As a new job was by then taking up a lot of my time, I took my book down from the website.  A few days later I had an email from Authonomy. “Where is your book – do you already have representation? If not, can you please send the full manuscript.

After a long wait I got the phone call I had been dreaming about for so many years.

The shift from manuscript to book was an amazing experience. Seeing the difference between the manuscript and the final product really made me want to tell other emerging writers how essential a professional editor is. There are so many ways that s/he can help your work shine. “

Many readers have contacted the author to express their enjoyment. There’s an excitement when a novel opens onto an unfamiliar world. Jakarta has its own culture and specific problems, which Nichola Hunter highlights through her narrative.

In a later post, I will be discussing another novel from a distant setting.  Set in Japan, it is the forthcoming Ginza, by Catherine Strong, short-listed for the Luke Bitmead prize.

Jakarta Three Ways.

 Underground temple in Jakarta. Three routes downwards?       Image

Today’s post is A REVIEW OF RAMADAN SKY by Australian author, NICHOLA HUNTER.

It’s a while since I read the beginning of Ramadan Sky on the Authonomy site and became immediately captivated by the young boy suffering patiently with an abscess and asking little. Anyone who has experienced that unique agony will be hooked. The environment of Jakarta and its limited resources for comfort is immediately set. So is the culture of patient fortitude in the face of painful circumstances.

The book has undergone revisions before publication and now begins with a prologue that tells the end of the story. Normally I find prologues a mistake but not this in this case. It sums up exactly how the narrator feels, how any of her readers would feel for her at the end of this three-way story. I call it that because there are three main characters but one story. Or you could say there are three stories which are running the same path.

Vic, the no-pushover female narrator from Australia, her young lover and his fiancée, native to the city play out their roles and in so doing, reveal for us in painful and telling detail, the corruption, poverty and interdependence which is that part of Indonesia.

It didn’t alter my enjoyment that none of the characters are truly likeable, even the peripheral ones. I found the main characters well-rounded, with positive and negative aspects to their personalities making them all the more real.

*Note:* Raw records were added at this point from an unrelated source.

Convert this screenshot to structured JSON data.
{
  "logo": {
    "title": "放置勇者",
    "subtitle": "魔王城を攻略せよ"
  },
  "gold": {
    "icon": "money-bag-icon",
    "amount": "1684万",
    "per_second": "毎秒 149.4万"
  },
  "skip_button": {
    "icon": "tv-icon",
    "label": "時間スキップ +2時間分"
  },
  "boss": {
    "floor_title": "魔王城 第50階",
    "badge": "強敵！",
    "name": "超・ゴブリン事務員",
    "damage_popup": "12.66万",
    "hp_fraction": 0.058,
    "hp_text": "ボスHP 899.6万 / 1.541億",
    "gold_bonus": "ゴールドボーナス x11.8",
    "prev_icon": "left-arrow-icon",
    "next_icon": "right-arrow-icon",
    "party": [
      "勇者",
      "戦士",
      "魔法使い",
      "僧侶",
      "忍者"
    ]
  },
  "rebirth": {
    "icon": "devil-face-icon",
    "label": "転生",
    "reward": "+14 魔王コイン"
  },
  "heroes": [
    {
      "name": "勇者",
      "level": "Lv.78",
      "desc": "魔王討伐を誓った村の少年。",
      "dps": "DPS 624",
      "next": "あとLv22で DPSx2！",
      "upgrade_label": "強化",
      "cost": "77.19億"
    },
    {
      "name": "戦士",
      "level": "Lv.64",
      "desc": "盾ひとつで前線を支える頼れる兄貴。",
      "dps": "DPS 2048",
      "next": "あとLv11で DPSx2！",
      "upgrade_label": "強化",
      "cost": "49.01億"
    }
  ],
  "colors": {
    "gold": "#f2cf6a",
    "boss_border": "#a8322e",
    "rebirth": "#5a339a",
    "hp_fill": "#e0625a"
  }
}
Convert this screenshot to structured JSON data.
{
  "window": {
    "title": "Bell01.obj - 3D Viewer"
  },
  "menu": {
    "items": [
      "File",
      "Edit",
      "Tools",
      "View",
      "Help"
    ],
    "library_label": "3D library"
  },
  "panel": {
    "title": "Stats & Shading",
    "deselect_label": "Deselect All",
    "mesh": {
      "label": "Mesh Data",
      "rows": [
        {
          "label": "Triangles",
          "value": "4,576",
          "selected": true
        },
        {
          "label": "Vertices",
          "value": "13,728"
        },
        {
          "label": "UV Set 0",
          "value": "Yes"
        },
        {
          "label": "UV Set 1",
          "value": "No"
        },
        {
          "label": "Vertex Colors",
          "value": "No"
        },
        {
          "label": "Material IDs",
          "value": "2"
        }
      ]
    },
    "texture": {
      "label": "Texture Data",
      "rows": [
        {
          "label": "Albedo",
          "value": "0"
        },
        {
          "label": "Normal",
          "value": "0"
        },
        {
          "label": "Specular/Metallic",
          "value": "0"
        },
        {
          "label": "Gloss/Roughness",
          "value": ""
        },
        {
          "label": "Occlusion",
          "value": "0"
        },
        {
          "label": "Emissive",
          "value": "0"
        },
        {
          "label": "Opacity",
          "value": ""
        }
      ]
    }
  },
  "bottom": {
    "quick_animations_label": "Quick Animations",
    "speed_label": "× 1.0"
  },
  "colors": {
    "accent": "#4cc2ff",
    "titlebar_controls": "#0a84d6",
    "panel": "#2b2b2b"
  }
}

Vic has come to Jakarta to teach English, as do many educated native English speakers.  She is not young, not particularly feminine, so the name suits. A good choice and indicator from the start. She does not look for love, but in seeking a guide and chauffeur more or less from necessity, finds a young man who gradually enters her life. They have a passionate affair, despite their age difference, his impending marriage and his fiancee’s dependence upon that fact. This girl is under pressure from her family,  who will benefit from the marriage. The family benefit far more, in the development of the plot, from the very means of the threat ahead – such a strong and ironic twist.

The skill of the author lies in her ability to allow our empathy with each of these characters despite the fact that their personal motivations and needs are in competition with each other.

By the end of the novel we can predict exactly what will happen to each of the three in the future. We are not told. We can draw it clearly from the narrative.

This is a thoroughly enjoyable story, enriched by its insight into Indonesian culture. Super stuff, read avidly at one sitting without even rising for a glass of wine.

The novel is published by Authonomy and is available via Amazon.

  • Format: Kindle Edition
  • Publisher: Authonomy (26 Sep 2013)
  • Sold by: Amazon Media EU S.à r.l.
  • ASIN: B00DAK6US8